It's worth watching how giant banks adapt, because they run some of the corporate world's most sophisticated and well-funded risk departments. Some have been honing safety measures in hubs such as Hong Kong that are likely to become the norm in New York and London. That could effectively set a standard for companies across the U.S. and Europe.
Citigroup's success working from home is keeping pressure off. Corbat recently told analysts that at peak periods more than 130,000 employees have logged on without trouble.
"We're absolutely open for business, we're just working differently," he said.
The bank's experience overseas has left it wary of rushing. The firm serves clients in more than 160 countries and jurisdictions. Its leaders watched companies in parts of Asia bring back employees too quickly, only to see deadly outbreaks erupt anew. Citigroup's president, Jane Fraser, has said the bank won't necessarily reopen offices just because local authorities issue an all-clear.
"We will continue to prioritize the safety of our employees, customers and communities," she wrote in a post on LinkedIn early this month. "That may mean being more cautious than the guidance of a city, state or country."
In a presentation to Citigroup's board last week, executives outlined a strategy called "Data Not Dates." It calls for minimizing on-site staffing until the bank's own analysis of local transmission and infection rates shows it's safe to reopen.
For now, the vast majority of Wall Street employees are doing their jobs at home, often at makeshift arrays of monitors with their families in the background. While each firm will open up at its own pace, they are generally discussing similar strategies, recalling the most essential workers before bringing back others incrementally.
One scenario under discussion at Goldman Sachs would start with 20% of employees in the office, and then ramp up to 30%, 40% and 50%. For now, that's as far as the planning has gone.
JPMorgan's discussions of the elevator issue show how granular the planning can get: The bank will likely limit how many people can ride at once.
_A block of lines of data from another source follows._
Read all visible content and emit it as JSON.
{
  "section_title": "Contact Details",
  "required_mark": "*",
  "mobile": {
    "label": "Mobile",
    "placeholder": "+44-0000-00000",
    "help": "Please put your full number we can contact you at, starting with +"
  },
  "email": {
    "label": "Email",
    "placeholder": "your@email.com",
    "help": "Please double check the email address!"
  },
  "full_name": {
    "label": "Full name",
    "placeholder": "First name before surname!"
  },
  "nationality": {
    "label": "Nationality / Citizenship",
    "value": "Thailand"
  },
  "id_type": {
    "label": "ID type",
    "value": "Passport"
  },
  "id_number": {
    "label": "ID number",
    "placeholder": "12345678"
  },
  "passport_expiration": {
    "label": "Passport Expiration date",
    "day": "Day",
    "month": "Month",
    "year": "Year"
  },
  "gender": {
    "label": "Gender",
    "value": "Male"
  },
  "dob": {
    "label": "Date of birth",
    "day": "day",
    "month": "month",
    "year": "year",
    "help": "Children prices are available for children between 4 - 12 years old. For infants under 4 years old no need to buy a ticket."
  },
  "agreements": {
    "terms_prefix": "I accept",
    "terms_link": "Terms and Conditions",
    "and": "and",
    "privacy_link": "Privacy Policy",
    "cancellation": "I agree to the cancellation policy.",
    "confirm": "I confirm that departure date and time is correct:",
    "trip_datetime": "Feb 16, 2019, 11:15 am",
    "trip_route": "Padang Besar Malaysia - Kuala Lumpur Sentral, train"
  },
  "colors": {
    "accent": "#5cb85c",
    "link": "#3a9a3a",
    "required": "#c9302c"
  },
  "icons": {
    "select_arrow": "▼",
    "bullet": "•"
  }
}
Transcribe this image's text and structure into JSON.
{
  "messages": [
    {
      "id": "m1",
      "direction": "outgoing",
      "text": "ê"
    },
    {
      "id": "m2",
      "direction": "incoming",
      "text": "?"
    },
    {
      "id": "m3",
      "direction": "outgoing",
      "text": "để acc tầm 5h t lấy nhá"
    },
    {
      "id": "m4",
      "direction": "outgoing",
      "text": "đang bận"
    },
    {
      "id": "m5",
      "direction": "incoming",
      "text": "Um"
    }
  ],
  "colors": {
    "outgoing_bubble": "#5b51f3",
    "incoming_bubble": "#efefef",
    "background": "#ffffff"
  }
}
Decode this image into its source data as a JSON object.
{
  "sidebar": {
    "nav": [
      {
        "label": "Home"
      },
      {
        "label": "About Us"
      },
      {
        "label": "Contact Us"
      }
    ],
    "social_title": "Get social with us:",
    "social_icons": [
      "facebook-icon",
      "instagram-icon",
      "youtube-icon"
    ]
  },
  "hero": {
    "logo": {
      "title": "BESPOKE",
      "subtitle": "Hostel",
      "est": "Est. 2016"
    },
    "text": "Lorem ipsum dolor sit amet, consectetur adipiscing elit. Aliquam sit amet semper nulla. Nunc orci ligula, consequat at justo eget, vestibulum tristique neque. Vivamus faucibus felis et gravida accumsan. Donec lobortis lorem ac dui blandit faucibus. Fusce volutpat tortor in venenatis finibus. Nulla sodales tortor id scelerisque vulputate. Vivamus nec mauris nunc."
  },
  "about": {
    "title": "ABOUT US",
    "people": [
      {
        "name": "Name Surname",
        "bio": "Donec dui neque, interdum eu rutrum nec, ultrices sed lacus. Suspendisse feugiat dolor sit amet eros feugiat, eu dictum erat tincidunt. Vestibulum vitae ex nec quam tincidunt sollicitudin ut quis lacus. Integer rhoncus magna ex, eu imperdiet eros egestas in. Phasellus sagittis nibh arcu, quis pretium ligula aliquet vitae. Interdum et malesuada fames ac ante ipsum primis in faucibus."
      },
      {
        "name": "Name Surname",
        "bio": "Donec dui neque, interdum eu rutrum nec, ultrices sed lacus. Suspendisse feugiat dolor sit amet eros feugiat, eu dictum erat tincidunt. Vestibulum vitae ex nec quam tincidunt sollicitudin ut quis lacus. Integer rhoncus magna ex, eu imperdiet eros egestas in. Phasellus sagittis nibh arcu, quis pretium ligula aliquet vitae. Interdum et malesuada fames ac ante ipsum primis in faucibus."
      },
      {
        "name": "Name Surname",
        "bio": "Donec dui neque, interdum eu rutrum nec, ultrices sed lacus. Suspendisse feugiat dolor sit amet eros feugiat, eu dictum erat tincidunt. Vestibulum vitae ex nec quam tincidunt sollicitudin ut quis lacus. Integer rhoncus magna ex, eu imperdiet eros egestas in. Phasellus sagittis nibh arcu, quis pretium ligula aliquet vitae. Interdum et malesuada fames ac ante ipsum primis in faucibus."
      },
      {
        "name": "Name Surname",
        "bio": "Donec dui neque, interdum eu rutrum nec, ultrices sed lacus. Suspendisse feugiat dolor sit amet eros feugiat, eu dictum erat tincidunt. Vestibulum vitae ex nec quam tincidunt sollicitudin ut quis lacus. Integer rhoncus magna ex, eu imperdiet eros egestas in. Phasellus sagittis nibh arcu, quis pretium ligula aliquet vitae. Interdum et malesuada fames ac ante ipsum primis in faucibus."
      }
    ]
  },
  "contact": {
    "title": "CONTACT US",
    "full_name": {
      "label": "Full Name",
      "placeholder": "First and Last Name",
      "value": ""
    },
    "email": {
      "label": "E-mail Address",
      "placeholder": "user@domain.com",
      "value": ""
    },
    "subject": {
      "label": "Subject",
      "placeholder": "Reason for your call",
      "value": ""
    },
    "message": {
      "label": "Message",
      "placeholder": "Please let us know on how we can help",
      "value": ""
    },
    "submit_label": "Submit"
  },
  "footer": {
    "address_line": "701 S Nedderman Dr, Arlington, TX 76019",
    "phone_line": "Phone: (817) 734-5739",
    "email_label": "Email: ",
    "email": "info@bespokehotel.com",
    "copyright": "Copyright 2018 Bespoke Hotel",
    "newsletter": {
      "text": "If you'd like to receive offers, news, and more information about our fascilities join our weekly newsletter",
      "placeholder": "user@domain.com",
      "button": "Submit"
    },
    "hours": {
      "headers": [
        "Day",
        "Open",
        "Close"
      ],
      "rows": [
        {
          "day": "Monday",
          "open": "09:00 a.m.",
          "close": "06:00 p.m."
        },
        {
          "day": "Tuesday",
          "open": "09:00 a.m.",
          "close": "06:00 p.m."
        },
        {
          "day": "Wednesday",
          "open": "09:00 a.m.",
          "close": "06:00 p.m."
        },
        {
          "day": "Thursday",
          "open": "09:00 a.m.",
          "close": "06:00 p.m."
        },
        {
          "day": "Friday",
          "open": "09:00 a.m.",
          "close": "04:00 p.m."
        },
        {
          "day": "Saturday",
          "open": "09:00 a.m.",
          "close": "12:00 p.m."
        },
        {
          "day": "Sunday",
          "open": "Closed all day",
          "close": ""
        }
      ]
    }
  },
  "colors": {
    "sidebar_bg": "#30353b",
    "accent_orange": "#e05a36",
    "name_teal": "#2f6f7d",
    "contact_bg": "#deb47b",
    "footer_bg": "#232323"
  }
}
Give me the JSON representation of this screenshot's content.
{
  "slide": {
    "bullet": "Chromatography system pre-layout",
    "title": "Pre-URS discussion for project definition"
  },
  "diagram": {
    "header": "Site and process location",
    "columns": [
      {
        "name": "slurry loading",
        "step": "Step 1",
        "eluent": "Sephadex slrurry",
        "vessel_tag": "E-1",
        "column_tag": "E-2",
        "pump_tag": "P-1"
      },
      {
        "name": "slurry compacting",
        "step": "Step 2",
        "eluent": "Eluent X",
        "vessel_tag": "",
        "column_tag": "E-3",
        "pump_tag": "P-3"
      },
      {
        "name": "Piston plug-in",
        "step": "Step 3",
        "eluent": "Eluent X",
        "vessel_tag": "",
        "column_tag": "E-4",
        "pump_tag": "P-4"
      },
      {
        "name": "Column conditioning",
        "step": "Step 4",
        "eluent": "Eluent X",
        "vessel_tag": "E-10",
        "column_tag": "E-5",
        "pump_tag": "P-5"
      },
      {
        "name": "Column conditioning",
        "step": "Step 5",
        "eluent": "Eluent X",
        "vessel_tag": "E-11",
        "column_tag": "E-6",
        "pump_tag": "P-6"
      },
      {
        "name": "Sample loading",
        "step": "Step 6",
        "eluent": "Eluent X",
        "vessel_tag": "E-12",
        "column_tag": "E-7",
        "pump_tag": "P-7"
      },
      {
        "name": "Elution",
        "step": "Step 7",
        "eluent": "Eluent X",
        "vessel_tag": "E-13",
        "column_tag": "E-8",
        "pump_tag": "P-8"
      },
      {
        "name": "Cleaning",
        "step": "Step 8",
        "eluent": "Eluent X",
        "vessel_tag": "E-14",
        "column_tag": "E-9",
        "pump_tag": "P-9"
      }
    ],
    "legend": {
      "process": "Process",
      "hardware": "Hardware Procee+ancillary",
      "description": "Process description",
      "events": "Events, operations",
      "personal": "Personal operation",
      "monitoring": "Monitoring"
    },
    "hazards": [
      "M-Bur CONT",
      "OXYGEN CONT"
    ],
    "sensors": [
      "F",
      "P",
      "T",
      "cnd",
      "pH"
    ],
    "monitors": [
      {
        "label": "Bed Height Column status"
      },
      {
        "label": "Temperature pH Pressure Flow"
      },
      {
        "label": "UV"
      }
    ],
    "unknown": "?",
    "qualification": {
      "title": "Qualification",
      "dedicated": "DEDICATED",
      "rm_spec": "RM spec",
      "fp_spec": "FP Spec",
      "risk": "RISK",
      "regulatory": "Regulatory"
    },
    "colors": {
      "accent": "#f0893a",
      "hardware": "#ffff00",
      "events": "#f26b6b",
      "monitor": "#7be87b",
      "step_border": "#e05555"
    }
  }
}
In cafeterias, it may shut down buffet-style options in favor of packaged items for pickup.
The bank declined to comment on specific changes under review. "We will be implementing additional safety measures when employees return to the office," spokesman Brian Marchiony said.
Across the industry, employee sentiment about working from home has shifted dramatically. Many traders initially dreaded losing access to their offices with faster, hardwired broadband connections only to worry about returning once New York City's infections and death toll soared.
"I don't think people are necessarily going be comfortable coming back to work right away," said State Street Corp. CEO Ron O'Hanley. "They're going to want to know that they're going to be safe."
Yet surprisingly, Citigroup's offices in Hong Kong had to limit the number of people it let in when authorities began easing restrictions enacted in January, according to the senior executive. The bank assigned many to rotating groups that alternate between working at home and the office — a strategy many firms are considering for New York.
Ashok Varadhan, Goldman's global co-head of trading, recently ticked off the wide range of questions the industry must tackle.
"Do people people get tested, do they get antibodies?" he said in a podcast this month. "Will everyone be wearing masks? Will we be taking people's temperature when they come in? The trading floor has historically been packed in pretty tight; call it 3 feet between people. Do we need to make it 6 feet or maybe more?"